Gardening Magazine

Plant of the Week: Jasminum Nudiflorum

By Davis Landscape Architecture @DavisLandArch
Jasminum nudiflorum flower (29/10/2011, London)

Jasminum nudiflorum flower (29/10/2011, London)

Position: Full sun to partial shade

Flowering period: Late autumn to winter

Soil: Well drained

Eventual Height: 3m

Eventual Spread: 3m

Hardiness: USDA Zones 6a-9b

Family: Oleaceae

Jasminum nudiflorum is a deciduous non clinging climbing/ rambling shrub. It produces bright green four-angled arching stems. The glossy leaves are opposite, pinnate and dark green. The individual leaves are divided into  three 3cm long oval leaflets. Solitary unscented yellow flowers are produced during the winter months, each having six petals and are 2cm across. These appear in the leaf axils. This plant may propagate itself by natural layering, where stems touch the ground.

Jasminum nudiflorum, commonly known as Winter Jasmine, is native to China. As the common name suggests this plant fllowers during the winter months, from November to March. It was introduced into the UK in 1844. This plant, unlike other members of the family is not twining and will require tying in if grown vertically.

The etymological root of the binomial name of Jasminum  is derived from Ysmyn, the Arabic for the species. Nudiflorum is derived from the Latin nudi ‘naked’ and  florum ‘flower’, refering to the fact this plant flowers on bare stems.

Jasminum nudiflorum (29/10/2011, London)

Jasminum nudiflorum (29/10/2011, London)

The landscape architect find Jasminum nudiflorum useful as a winter flowering wall trained shrub or a low growing scrambling plant.

Ecologically, this plant is attractive to insects.

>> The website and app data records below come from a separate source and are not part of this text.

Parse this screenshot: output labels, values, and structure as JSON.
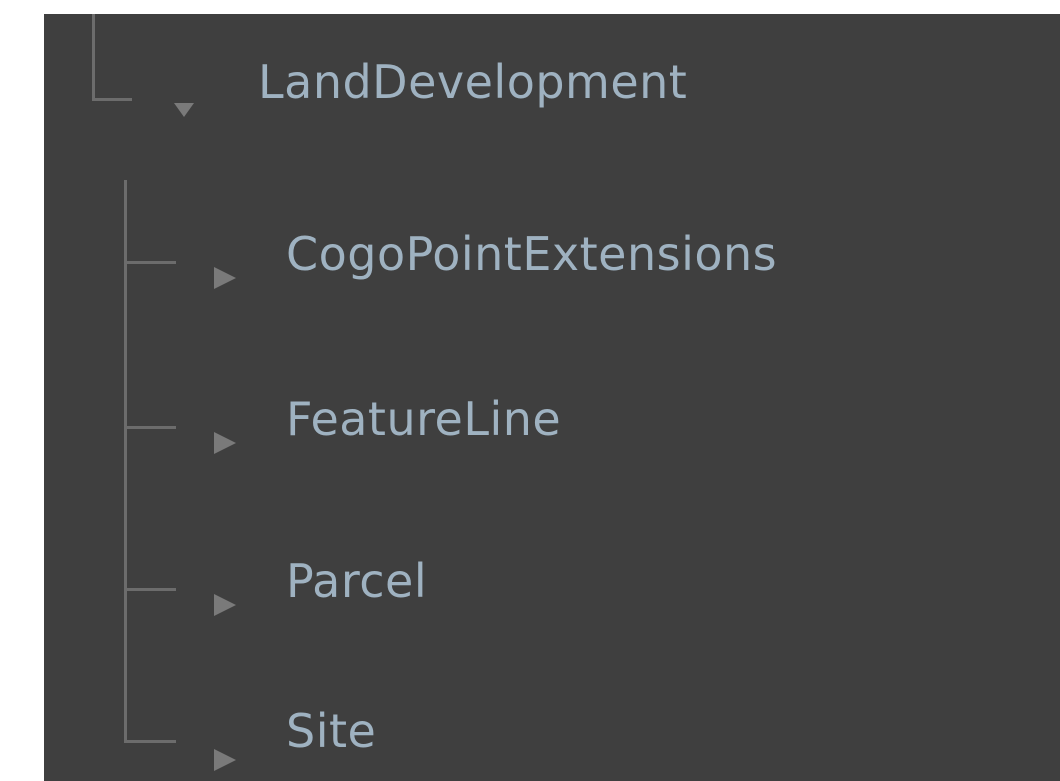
{
  "tree": {
    "parent": {
      "label": "LandDevelopment",
      "expanded": true,
      "toggle_icon": "triangle-down-icon"
    },
    "children": [
      {
        "label": "CogoPointExtensions",
        "expanded": false,
        "toggle_icon": "triangle-right-icon"
      },
      {
        "label": "FeatureLine",
        "expanded": false,
        "toggle_icon": "triangle-right-icon"
      },
      {
        "label": "Parcel",
        "expanded": false,
        "toggle_icon": "triangle-right-icon"
      },
      {
        "label": "Site",
        "expanded": false,
        "toggle_icon": "triangle-right-icon"
      }
    ]
  },
  "colors": {
    "panel_background": "#3f3f3f",
    "label_text": "#9fb2c1",
    "connector_line": "#6c6c6c",
    "toggle_arrow": "#7a7a7a",
    "outer_background": "#ffffff"
  }
}
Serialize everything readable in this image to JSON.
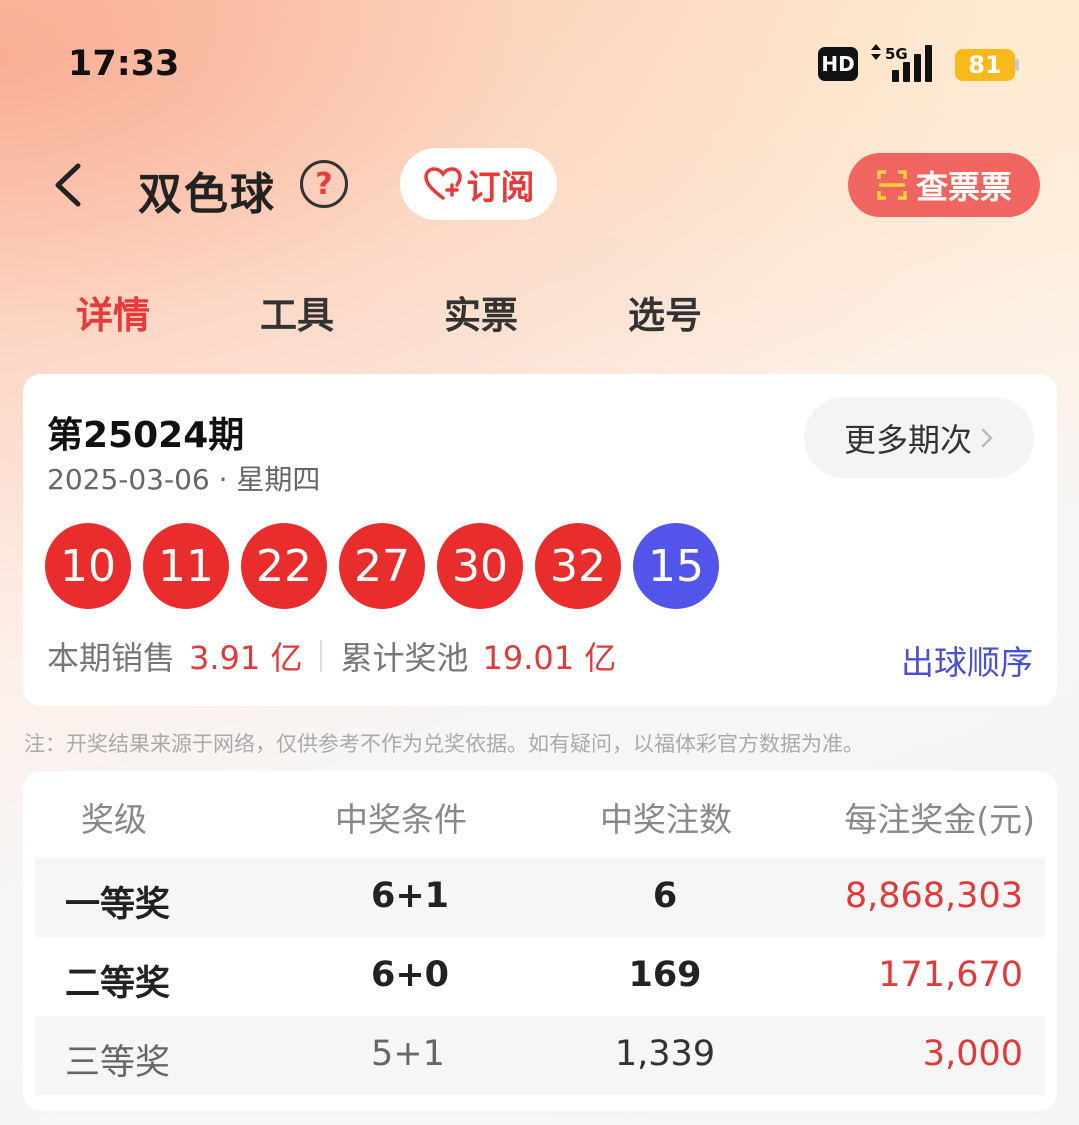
{
  "status": {
    "time": "17:33",
    "hd": "HD",
    "network": "5G",
    "battery": "81"
  },
  "header": {
    "title": "双色球",
    "help": "?",
    "subscribe_label": "订阅",
    "check_ticket_label": "查票票"
  },
  "tabs": [
    {
      "label": "详情",
      "active": true
    },
    {
      "label": "工具",
      "active": false
    },
    {
      "label": "实票",
      "active": false
    },
    {
      "label": "选号",
      "active": false
    }
  ],
  "draw": {
    "issue": "第25024期",
    "date": "2025-03-06 · 星期四",
    "more_label": "更多期次",
    "red_balls": [
      "10",
      "11",
      "22",
      "27",
      "30",
      "32"
    ],
    "blue_ball": "15",
    "sales_label": "本期销售",
    "sales_value": "3.91 亿",
    "pool_label": "累计奖池",
    "pool_value": "19.01 亿",
    "order_link": "出球顺序"
  },
  "note": "注：开奖结果来源于网络，仅供参考不作为兑奖依据。如有疑问，以福体彩官方数据为准。",
  "prizes": {
    "headers": [
      "奖级",
      "中奖条件",
      "中奖注数",
      "每注奖金(元)"
    ],
    "rows": [
      {
        "level": "一等奖",
        "condition": "6+1",
        "count": "6",
        "amount": "8,868,303"
      },
      {
        "level": "二等奖",
        "condition": "6+0",
        "count": "169",
        "amount": "171,670"
      },
      {
        "level": "三等奖",
        "condition": "5+1",
        "count": "1,339",
        "amount": "3,000"
      }
    ]
  },
  "colors": {
    "accent_red": "#e83a3a",
    "ball_red": "#e92d2d",
    "ball_blue": "#5254ea",
    "link_blue": "#4a50d0",
    "battery": "#f8b91a"
  }
}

Jasminum nudiflorum has won the prestigious Royal Horticultural Societies annual Award of Garden Merit in 1993.

J. nudiflorum  prefers fertile, well-drained soil, although it will tolerate poor soils. It will tolerate most pH of soil.

Maintenance: This plant requires little maintenance. This plant may be cut back hard in the spring immediately after flowering. Regular pruning will prevent bare patches on the plant

Advertisement Eco World Content From Across The Internet.
Featured on EcoPressed The EU is subsidising illegal fishing

Back to Featured Articles on Logo Paperblog